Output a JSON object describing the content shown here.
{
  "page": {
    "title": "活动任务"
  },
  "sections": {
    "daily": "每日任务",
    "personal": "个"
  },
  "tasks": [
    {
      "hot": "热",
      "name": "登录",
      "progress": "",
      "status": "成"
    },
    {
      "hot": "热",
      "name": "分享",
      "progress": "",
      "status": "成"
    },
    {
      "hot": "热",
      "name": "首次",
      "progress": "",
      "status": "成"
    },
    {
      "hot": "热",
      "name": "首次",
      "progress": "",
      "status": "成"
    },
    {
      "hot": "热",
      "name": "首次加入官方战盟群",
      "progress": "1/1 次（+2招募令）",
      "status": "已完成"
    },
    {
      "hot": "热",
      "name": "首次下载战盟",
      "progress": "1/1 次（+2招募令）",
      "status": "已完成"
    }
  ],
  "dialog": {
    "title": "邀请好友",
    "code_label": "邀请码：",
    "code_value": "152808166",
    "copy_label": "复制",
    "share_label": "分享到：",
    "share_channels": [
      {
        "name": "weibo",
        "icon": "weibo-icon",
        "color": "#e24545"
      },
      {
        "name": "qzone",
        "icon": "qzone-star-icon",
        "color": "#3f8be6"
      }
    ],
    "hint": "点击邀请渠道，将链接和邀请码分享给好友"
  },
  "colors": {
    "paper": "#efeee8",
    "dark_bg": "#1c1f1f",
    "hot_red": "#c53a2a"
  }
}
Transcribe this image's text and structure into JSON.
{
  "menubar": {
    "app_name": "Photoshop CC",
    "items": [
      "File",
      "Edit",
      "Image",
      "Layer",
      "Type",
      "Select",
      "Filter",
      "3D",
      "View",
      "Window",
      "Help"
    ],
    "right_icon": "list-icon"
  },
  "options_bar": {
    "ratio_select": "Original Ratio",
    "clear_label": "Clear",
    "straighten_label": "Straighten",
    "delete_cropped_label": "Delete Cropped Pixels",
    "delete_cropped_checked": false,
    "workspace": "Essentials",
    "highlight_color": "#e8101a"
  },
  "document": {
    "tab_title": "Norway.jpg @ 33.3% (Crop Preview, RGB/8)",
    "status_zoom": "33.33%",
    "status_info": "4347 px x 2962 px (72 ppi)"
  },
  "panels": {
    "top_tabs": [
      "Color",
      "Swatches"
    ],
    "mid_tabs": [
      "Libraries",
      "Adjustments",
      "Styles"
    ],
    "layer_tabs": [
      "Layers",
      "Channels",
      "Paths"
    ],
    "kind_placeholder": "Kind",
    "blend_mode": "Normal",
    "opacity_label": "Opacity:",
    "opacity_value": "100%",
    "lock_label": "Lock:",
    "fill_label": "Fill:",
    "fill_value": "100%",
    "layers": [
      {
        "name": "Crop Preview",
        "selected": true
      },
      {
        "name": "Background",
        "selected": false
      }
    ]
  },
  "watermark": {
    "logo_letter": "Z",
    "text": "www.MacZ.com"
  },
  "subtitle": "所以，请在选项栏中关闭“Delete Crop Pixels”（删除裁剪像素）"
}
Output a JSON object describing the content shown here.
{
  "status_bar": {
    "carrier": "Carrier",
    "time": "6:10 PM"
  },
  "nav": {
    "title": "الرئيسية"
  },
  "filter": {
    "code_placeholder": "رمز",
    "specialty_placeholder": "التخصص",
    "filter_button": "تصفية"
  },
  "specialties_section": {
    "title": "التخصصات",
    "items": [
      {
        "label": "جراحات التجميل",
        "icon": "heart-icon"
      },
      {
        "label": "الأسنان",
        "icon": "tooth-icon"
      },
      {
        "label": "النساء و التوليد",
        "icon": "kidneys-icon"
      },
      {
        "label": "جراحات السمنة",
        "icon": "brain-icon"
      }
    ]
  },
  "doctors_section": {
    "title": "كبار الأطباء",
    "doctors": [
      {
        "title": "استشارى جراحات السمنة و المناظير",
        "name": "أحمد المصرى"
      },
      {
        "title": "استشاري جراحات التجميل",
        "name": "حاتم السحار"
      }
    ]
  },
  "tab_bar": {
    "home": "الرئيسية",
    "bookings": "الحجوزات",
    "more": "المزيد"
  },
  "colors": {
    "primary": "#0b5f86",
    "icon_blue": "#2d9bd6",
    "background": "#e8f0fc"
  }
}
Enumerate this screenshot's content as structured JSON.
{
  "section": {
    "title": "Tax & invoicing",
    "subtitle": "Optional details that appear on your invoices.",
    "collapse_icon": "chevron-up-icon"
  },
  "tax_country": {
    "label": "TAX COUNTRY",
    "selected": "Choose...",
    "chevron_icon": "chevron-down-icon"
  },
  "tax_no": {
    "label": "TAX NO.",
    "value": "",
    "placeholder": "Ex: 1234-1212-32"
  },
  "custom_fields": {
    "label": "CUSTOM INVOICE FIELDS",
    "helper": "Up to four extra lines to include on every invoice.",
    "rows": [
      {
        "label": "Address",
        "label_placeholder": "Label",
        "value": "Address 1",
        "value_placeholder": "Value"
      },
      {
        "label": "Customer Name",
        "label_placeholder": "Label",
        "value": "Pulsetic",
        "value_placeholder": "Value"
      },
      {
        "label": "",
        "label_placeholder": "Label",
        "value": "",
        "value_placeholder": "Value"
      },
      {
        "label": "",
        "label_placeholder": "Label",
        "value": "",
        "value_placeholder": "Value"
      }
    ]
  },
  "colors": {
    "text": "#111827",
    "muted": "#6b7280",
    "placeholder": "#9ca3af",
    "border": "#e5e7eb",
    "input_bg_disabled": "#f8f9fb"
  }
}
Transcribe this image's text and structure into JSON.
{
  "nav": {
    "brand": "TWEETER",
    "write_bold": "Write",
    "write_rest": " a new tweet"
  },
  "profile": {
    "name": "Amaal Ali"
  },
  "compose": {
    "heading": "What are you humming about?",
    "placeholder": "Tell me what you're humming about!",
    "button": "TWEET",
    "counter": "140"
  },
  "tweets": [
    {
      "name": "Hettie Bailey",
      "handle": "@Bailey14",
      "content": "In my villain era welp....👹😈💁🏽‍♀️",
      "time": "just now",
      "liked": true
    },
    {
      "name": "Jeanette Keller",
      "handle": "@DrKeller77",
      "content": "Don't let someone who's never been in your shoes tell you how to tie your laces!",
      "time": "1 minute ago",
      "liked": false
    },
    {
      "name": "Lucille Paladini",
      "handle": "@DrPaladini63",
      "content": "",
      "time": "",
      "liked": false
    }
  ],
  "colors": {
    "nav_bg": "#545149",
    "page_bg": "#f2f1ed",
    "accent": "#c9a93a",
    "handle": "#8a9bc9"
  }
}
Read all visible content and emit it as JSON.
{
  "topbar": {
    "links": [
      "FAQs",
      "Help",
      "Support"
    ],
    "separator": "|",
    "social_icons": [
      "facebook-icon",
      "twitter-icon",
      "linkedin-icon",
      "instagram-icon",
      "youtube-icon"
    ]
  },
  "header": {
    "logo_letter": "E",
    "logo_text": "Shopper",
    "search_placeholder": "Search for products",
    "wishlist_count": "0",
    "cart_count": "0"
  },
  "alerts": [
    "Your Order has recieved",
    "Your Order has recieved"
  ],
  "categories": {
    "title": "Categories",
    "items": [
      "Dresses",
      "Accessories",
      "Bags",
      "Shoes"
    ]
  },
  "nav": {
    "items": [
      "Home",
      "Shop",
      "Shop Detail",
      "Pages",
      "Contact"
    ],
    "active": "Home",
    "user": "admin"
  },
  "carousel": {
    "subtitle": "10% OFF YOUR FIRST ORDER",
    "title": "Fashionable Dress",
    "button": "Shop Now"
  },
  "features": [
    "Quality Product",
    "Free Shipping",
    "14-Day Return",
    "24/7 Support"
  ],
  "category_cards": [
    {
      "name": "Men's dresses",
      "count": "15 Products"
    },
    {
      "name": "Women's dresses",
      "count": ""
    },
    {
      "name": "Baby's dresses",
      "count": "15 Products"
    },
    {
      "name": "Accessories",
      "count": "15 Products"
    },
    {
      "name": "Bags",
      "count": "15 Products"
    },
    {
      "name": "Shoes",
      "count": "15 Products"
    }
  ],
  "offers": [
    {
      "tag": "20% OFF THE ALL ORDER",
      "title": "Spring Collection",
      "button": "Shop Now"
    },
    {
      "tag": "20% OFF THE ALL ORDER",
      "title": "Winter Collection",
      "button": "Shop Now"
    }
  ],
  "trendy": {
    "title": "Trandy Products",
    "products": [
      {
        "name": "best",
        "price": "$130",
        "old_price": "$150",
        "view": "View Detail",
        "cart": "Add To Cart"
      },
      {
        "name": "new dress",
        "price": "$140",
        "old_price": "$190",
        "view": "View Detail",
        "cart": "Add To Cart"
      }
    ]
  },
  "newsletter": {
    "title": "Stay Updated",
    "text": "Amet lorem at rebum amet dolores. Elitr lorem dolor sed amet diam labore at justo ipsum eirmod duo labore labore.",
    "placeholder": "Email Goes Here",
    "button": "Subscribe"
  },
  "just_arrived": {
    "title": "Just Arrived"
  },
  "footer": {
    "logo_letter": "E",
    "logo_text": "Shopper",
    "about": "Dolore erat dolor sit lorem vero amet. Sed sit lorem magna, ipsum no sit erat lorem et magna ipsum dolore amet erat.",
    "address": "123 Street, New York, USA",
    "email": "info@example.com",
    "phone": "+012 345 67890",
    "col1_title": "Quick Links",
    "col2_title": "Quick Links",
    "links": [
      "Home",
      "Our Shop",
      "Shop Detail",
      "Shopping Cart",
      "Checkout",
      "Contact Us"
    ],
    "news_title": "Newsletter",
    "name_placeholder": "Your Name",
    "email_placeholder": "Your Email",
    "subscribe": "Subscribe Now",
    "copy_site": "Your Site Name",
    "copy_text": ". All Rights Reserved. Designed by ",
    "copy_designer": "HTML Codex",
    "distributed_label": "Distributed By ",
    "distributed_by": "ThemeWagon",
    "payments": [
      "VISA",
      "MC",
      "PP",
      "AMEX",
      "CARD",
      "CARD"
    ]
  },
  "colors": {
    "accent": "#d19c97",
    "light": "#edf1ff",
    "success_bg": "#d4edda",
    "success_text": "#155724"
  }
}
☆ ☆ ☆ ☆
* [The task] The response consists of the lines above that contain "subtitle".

* [Solution]
  "subtitle": "所以，请在选项栏中关闭“Delete Crop Pixels”（删除裁剪像素）"
    "subtitle": "Optional details that appear on your invoices.",
    "subtitle": "10% OFF YOUR FIRST ORDER",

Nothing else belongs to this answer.